The original budget for the bridge from the South Waterfront to Milwaukie would cost TriMet and its partners at the city $134 million, with the federal government kicking in an extra $850 million. But in April, design groups brought Guatemalan architect Miguel Rosales to Portland to present plans for an innovative "hybrid" bridge that melds two traditional designs that would up the budget for TriMet and its partners.
The local partners on the project (including the City of Portland, TriMet, and state lottery funds) are $101 million short on the $566 million they need for the bridge, so they're looking to close the budget gap wherever they can. "And this is in the most rosy of scenarios," says TriMet rep Mary Fetsch—the feds still might pull out another $100 million of their promised funds.
On May 22, TriMet announced that it was no longer pursuing Rosales' plans, and that it had awarded further design for the bridge to California architect Donald MacDonald. MacDonald has said he is in favor of a more traditional, cheaper, V-shaped cable-stay bridge. But architecture lobbyists like Brian Libby from portlandarchitecture.com are continuing to push for Rosales' more expensive hybrid bridge, with a distinctive swoop in the middle.

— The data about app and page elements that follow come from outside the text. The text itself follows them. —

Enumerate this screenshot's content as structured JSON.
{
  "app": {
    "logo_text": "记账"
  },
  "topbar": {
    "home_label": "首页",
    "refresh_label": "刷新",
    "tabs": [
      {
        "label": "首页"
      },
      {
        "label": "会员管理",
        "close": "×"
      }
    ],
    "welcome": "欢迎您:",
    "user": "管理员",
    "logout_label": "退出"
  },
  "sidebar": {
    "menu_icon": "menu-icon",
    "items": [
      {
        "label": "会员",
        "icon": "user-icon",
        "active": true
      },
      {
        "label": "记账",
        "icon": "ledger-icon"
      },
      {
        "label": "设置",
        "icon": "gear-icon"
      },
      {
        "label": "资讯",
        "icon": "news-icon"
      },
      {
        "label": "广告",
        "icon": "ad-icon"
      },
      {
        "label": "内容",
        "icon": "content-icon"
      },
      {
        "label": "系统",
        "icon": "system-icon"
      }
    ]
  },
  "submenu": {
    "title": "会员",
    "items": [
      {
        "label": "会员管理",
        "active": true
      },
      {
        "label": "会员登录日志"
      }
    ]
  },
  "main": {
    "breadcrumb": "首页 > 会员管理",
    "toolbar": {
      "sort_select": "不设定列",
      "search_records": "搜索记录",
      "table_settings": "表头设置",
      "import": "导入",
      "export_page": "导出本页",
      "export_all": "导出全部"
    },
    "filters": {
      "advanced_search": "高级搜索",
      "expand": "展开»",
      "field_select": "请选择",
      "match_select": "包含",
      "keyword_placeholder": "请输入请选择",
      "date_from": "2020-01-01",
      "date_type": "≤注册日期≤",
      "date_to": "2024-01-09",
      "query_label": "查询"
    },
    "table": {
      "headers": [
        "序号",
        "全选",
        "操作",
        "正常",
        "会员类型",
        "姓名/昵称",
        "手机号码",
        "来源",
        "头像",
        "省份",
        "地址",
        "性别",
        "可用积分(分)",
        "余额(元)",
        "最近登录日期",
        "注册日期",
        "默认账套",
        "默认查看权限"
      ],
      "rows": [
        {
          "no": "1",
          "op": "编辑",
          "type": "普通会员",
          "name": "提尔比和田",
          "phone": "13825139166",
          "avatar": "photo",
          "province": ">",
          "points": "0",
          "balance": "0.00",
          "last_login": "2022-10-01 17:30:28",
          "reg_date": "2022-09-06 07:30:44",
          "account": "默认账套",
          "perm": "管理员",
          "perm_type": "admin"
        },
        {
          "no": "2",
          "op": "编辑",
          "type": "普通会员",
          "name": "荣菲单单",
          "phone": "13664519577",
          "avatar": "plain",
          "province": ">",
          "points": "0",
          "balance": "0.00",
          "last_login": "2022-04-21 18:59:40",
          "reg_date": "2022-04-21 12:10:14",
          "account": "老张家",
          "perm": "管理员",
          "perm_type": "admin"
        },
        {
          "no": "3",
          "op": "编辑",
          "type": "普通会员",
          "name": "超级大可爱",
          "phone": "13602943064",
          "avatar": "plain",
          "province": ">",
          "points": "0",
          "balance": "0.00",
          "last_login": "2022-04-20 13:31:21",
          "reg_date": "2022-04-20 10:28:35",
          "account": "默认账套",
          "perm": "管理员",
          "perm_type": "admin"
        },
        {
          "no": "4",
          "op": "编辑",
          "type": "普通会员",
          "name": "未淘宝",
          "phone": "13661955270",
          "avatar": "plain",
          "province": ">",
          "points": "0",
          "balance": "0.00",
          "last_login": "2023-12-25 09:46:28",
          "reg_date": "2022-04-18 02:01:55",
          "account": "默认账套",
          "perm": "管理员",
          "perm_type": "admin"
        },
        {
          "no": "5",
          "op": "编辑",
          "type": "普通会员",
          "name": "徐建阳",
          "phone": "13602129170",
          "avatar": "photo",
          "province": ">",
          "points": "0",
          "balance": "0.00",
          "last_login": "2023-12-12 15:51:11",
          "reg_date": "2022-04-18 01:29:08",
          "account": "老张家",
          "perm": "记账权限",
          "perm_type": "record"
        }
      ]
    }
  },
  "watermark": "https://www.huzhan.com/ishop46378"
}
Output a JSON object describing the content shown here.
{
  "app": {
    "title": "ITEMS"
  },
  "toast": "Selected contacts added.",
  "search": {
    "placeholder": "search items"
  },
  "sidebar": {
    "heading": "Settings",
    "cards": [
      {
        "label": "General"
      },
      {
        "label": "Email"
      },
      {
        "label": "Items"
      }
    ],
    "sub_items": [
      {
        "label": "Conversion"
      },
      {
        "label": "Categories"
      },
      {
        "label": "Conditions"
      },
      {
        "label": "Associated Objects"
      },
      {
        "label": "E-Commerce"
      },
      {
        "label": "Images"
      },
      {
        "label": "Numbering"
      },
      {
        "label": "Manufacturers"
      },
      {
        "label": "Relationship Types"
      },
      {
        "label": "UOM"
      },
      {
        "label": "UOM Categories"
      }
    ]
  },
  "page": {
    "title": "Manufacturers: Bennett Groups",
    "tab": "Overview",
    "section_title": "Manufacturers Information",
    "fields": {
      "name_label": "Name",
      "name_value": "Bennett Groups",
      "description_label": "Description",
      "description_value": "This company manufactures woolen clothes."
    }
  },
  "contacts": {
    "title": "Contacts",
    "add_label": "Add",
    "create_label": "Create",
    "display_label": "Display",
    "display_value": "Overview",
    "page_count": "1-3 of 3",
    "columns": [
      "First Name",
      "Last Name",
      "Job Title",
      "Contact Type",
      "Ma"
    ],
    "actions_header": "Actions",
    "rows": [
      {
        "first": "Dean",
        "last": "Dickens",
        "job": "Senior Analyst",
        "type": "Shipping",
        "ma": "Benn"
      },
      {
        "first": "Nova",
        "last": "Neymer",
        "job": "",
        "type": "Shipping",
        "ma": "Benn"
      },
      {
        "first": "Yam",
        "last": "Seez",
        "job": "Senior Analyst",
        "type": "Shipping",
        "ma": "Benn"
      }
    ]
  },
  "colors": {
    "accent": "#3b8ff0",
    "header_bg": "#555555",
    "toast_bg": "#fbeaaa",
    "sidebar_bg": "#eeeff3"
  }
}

"This is a bridge at the center of Portland and the opportunity to do something great is slipping away," says Libby, who thinks the bolder design is worth the extra expense. "They're making a major decision by looking at two jpegs."
Meanwhile the Willamette River Bridge Advisory Committee split on the design choice at a meeting last Thursday, May 28. "These renderings are beautiful, but the only people who would have the opportunity to see that view are the news room helicopters," said Metro Councilor Robert Liberty, who supported the cheaper option.
A TriMet steering committee including Mayor Sam Adams and TriMet boss Fred Hansen will make the final decision on which bridge to choose in late June, according to Fetsch.